Second, the ACA rests on the belief that healthy, young, poor people can be compelled to buy insurance to subsidize sick, old, richer people.  In fact, less than half the 24 million people who were expected to buy insurance through the marketplace have signed up.  A lot of younger people just don’t want to join.  A lot of sick people do want to join only for  long enough to get their illnesses treated,  As a result, the insurance premiums are already so much higher than the government subsides that many people are opting out.  One solution would be to follow the path of the low cost insurers by narrowing networks and forcing down remuneration to doctors and hospitals.  Democrats favor either raising taxes on Republicans to pay for more generous subsidies to health care providers or coercing the un-insured to get insurance.
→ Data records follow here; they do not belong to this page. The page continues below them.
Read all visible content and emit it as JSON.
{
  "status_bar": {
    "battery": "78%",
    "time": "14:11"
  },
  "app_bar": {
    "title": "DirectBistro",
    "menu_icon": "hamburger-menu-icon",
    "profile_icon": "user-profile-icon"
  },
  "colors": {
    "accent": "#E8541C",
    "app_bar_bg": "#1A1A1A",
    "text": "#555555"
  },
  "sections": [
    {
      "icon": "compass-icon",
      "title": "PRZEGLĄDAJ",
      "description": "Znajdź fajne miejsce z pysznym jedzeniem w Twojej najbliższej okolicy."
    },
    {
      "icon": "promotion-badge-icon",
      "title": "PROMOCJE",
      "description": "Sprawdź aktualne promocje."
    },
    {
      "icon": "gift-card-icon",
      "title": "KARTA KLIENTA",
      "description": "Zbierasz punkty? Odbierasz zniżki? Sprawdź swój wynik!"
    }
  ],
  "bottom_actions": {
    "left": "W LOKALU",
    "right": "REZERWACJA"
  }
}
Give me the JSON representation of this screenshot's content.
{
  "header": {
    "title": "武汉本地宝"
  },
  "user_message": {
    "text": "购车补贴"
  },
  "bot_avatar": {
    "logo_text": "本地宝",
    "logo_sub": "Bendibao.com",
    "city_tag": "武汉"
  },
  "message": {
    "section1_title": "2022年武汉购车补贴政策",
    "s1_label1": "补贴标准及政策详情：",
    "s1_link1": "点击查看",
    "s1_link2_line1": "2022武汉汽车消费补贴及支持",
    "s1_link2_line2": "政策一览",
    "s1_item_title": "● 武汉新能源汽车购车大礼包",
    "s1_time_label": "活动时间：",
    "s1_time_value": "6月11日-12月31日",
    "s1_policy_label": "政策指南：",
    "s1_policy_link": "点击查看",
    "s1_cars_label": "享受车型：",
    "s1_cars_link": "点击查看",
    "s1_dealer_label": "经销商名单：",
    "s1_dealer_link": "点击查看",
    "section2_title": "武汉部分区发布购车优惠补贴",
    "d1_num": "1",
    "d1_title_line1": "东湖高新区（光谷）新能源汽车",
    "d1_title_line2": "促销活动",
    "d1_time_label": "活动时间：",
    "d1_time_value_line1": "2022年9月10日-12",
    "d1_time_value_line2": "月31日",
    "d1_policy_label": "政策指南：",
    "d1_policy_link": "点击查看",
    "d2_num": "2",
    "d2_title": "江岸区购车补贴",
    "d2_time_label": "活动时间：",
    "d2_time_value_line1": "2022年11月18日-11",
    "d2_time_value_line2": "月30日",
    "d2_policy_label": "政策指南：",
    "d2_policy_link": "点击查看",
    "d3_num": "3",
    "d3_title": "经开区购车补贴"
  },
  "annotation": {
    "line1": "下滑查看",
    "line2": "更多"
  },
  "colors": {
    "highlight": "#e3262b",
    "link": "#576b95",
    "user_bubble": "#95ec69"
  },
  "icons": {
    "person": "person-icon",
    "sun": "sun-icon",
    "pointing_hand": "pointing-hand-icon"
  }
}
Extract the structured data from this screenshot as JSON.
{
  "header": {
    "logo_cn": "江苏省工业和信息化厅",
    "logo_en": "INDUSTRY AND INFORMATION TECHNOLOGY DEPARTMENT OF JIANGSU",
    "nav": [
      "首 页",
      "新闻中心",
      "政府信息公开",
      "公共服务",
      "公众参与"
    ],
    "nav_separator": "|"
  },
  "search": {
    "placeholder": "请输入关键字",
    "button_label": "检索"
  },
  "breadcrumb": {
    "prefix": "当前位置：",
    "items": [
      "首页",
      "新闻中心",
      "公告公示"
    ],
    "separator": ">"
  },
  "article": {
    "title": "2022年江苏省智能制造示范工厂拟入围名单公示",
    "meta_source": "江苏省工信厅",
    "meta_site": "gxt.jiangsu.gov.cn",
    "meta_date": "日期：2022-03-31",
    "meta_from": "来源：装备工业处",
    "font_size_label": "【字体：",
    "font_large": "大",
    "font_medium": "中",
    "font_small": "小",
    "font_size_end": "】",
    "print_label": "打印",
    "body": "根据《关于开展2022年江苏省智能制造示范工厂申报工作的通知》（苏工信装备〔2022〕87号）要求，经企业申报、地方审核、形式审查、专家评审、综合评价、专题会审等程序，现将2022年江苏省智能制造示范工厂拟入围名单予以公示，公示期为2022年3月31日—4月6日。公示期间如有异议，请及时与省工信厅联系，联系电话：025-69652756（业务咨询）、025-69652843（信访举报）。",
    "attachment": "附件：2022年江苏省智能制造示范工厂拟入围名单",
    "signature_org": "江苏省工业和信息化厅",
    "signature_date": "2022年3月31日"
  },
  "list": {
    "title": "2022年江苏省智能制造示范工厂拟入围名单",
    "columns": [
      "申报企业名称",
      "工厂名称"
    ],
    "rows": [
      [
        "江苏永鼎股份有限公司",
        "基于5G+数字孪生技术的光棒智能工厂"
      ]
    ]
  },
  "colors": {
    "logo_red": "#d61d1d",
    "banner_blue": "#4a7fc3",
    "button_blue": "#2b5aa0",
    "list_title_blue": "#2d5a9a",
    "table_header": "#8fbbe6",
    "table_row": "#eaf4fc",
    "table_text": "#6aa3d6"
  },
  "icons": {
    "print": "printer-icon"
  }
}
Third, apparently believing that much of the high cost of American health care came from profiteering by the insurance companies, the ACA included limits on profits and inadequate guarantees against losses.  Faced with large and mounting losses, the major insurance companies have begun to abandon the market place.

So, what are the policy options?  First, President Obama and President-in-Waiting Clinton have floated the idea of going back to the “public option” that Obama once cavalierly abandoned.  The public option would—undoubtedly with the aid of subsidies from the tax payers—“compete” with the private companies in order to drive down prices.  (See: TVA.)  Second, Blue Cross plans—low cost insurers with a lot of experience—argue for further reforms like blocking customers from signing up for short-term coverage in order to deal with accumulated health problems, the drooping coverage; higher premiums for older patients who cost more; and enhancing government subsidies for th care of very sick patients.  “Experts” and “advocates” are in some disagreement about what course to pursue.  Apparently, the Obama Administration is reluctant to consult or listen to business people.

[1] Reed Abelson and Margot Sanger-Katz, “ObamaCare Obstacles, and Some Possible Solutions,” NYT, 30 August 2016.